Only the text of the entries below should be returned, exactly as given, without pictures.

═══ Provided entries ═══

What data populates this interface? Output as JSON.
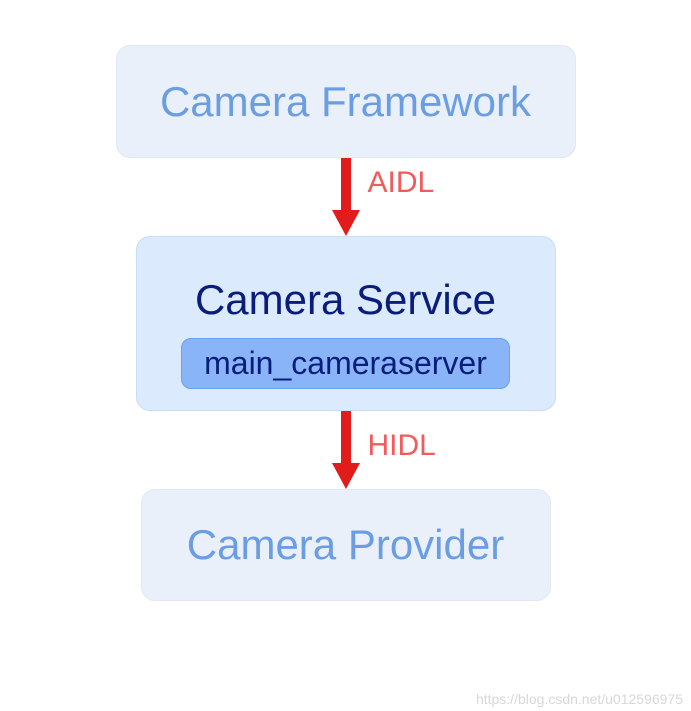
{
  "boxes": {
    "framework": "Camera Framework",
    "service": "Camera Service",
    "service_sub": "main_cameraserver",
    "provider": "Camera Provider"
  },
  "arrows": {
    "aidl_label": "AIDL",
    "hidl_label": "HIDL"
  },
  "colors": {
    "box_light_bg": "#e9f0fa",
    "box_light_text": "#6b9de3",
    "box_service_bg": "#dbeafc",
    "box_service_text": "#0a1d7a",
    "sub_box_bg": "#8ab4f8",
    "arrow_color": "#e21b1b",
    "label_color": "#f15b5b"
  },
  "watermark": "https://blog.csdn.net/u012596975"
}
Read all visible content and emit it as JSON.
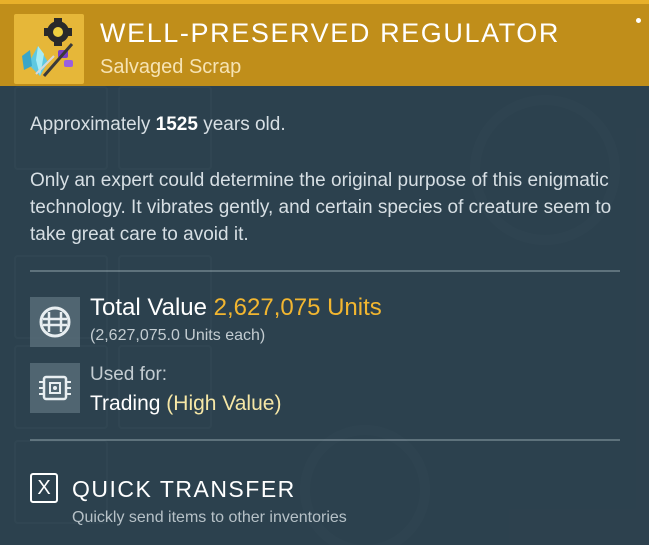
{
  "colors": {
    "header_bg": "#c08e1a",
    "icon_bg": "#e6b739",
    "value_gold": "#f2b630",
    "high_value": "#f6e7a6",
    "panel_bg": "#2e424f"
  },
  "item": {
    "icon": "regulator-item-icon",
    "title": "WELL-PRESERVED REGULATOR",
    "subtitle": "Salvaged Scrap"
  },
  "age": {
    "prefix": "Approximately",
    "years": "1525",
    "suffix": "years old."
  },
  "description": "Only an expert could determine the original purpose of this enigmatic technology. It vibrates gently, and certain species of creature seem to take great care to avoid it.",
  "value": {
    "icon": "units-currency-icon",
    "label": "Total Value",
    "amount": "2,627,075 Units",
    "each": "(2,627,075.0 Units each)"
  },
  "usage": {
    "icon": "trading-chip-icon",
    "label": "Used for:",
    "use": "Trading",
    "qualifier": "(High Value)"
  },
  "quick_transfer": {
    "key": "X",
    "title": "QUICK TRANSFER",
    "description": "Quickly send items to other inventories"
  }
}
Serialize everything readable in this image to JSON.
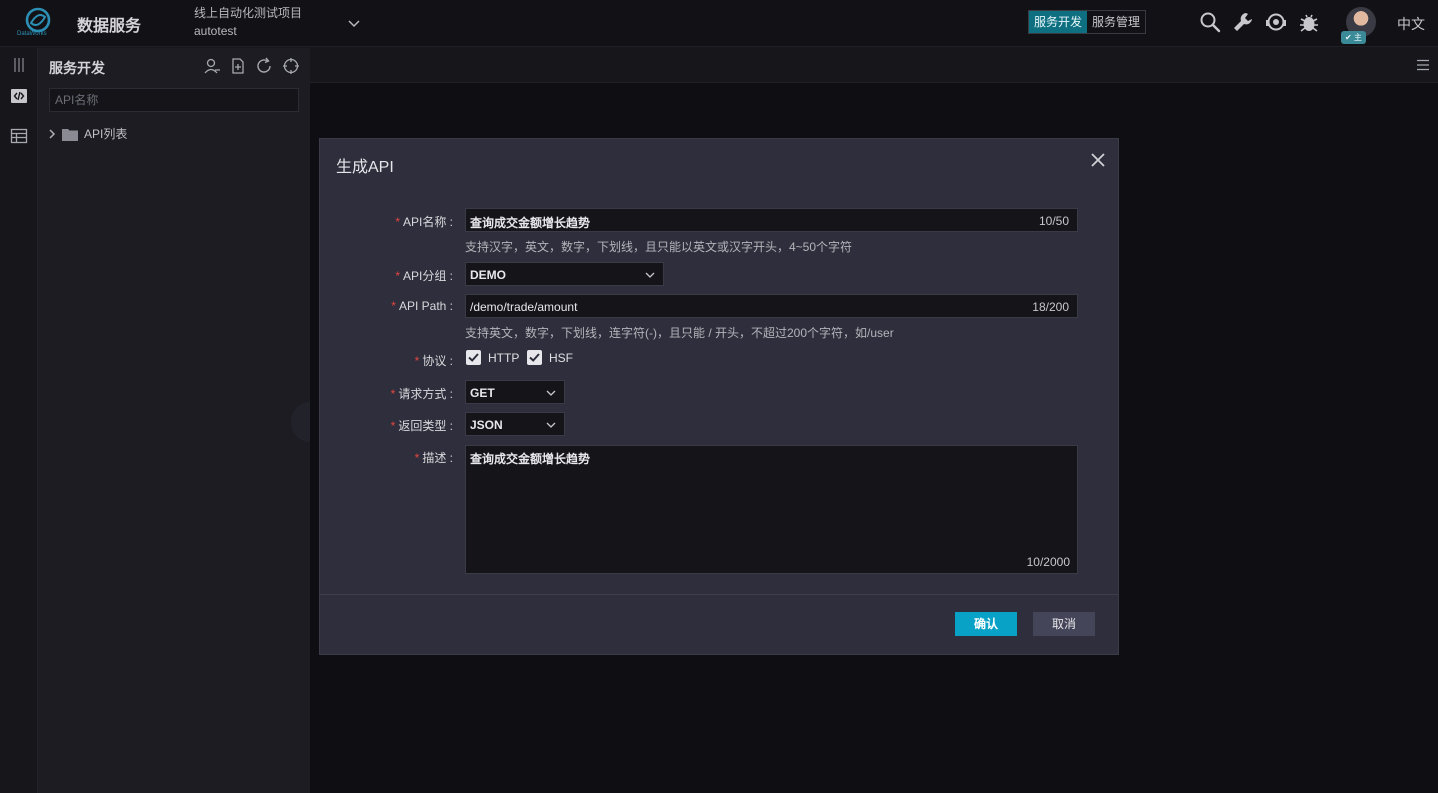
{
  "header": {
    "logo_text": "DataWorks",
    "app_title": "数据服务",
    "project_name": "线上自动化测试项目",
    "project_id": "autotest",
    "modes": [
      "服务开发",
      "服务管理"
    ],
    "owner_badge": "✔ 主",
    "language": "中文"
  },
  "sidebar": {
    "title": "服务开发",
    "search_placeholder": "API名称",
    "tree": [
      {
        "label": "API列表"
      }
    ]
  },
  "dialog": {
    "title": "生成API",
    "fields": {
      "api_name": {
        "label": "API名称 :",
        "value": "查询成交金额增长趋势",
        "count": "10/50",
        "help": "支持汉字，英文，数字，下划线，且只能以英文或汉字开头，4~50个字符"
      },
      "api_group": {
        "label": "API分组 :",
        "value": "DEMO"
      },
      "api_path": {
        "label": "API Path :",
        "value": "/demo/trade/amount",
        "count": "18/200",
        "help": "支持英文，数字，下划线，连字符(-)，且只能 / 开头，不超过200个字符，如/user"
      },
      "protocol": {
        "label": "协议 :",
        "options": [
          "HTTP",
          "HSF"
        ]
      },
      "method": {
        "label": "请求方式 :",
        "value": "GET"
      },
      "return_type": {
        "label": "返回类型 :",
        "value": "JSON"
      },
      "description": {
        "label": "描述 :",
        "value": "查询成交金额增长趋势",
        "count": "10/2000"
      }
    },
    "confirm_label": "确认",
    "cancel_label": "取消"
  },
  "colors": {
    "accent": "#08a2c7",
    "required": "#e2473f",
    "active_mode": "#0d6f80"
  }
}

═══

# Answer space
What data populates this interface? Output as JSON.
{
  "boxes": {
    "framework": "Camera Framework",
    "service": "Camera Service",
    "service_sub": "main_cameraserver",
    "provider": "Camera Provider"
  },
  "arrows": {
    "aidl_label": "AIDL",
    "hidl_label": "HIDL"
  },
  "colors": {
    "box_light_bg": "#e9f0fa",
    "box_light_text": "#6b9de3",
    "box_service_bg": "#dbeafc",
    "box_service_text": "#0a1d7a",
    "sub_box_bg": "#8ab4f8",
    "arrow_color": "#e21b1b",
    "label_color": "#f15b5b"
  },
  "watermark": "https://blog.csdn.net/u012596975"
}
Read all visible content and emit it as JSON.
{
  "colors": {
    "header_bg": "#c08e1a",
    "icon_bg": "#e6b739",
    "value_gold": "#f2b630",
    "high_value": "#f6e7a6",
    "panel_bg": "#2e424f"
  },
  "item": {
    "icon": "regulator-item-icon",
    "title": "WELL-PRESERVED REGULATOR",
    "subtitle": "Salvaged Scrap"
  },
  "age": {
    "prefix": "Approximately",
    "years": "1525",
    "suffix": "years old."
  },
  "description": "Only an expert could determine the original purpose of this enigmatic technology. It vibrates gently, and certain species of creature seem to take great care to avoid it.",
  "value": {
    "icon": "units-currency-icon",
    "label": "Total Value",
    "amount": "2,627,075 Units",
    "each": "(2,627,075.0 Units each)"
  },
  "usage": {
    "icon": "trading-chip-icon",
    "label": "Used for:",
    "use": "Trading",
    "qualifier": "(High Value)"
  },
  "quick_transfer": {
    "key": "X",
    "title": "QUICK TRANSFER",
    "description": "Quickly send items to other inventories"
  }
}
Serialize everything readable in this image to JSON.
{
  "header": {
    "logo_text": "DataWorks",
    "app_title": "数据服务",
    "project_name": "线上自动化测试项目",
    "project_id": "autotest",
    "modes": [
      "服务开发",
      "服务管理"
    ],
    "owner_badge": "✔ 主",
    "language": "中文"
  },
  "sidebar": {
    "title": "服务开发",
    "search_placeholder": "API名称",
    "tree": [
      {
        "label": "API列表"
      }
    ]
  },
  "dialog": {
    "title": "生成API",
    "fields": {
      "api_name": {
        "label": "API名称 :",
        "value": "查询成交金额增长趋势",
        "count": "10/50",
        "help": "支持汉字，英文，数字，下划线，且只能以英文或汉字开头，4~50个字符"
      },
      "api_group": {
        "label": "API分组 :",
        "value": "DEMO"
      },
      "api_path": {
        "label": "API Path :",
        "value": "/demo/trade/amount",
        "count": "18/200",
        "help": "支持英文，数字，下划线，连字符(-)，且只能 / 开头，不超过200个字符，如/user"
      },
      "protocol": {
        "label": "协议 :",
        "options": [
          "HTTP",
          "HSF"
        ]
      },
      "method": {
        "label": "请求方式 :",
        "value": "GET"
      },
      "return_type": {
        "label": "返回类型 :",
        "value": "JSON"
      },
      "description": {
        "label": "描述 :",
        "value": "查询成交金额增长趋势",
        "count": "10/2000"
      }
    },
    "confirm_label": "确认",
    "cancel_label": "取消"
  },
  "colors": {
    "accent": "#08a2c7",
    "required": "#e2473f",
    "active_mode": "#0d6f80"
  }
}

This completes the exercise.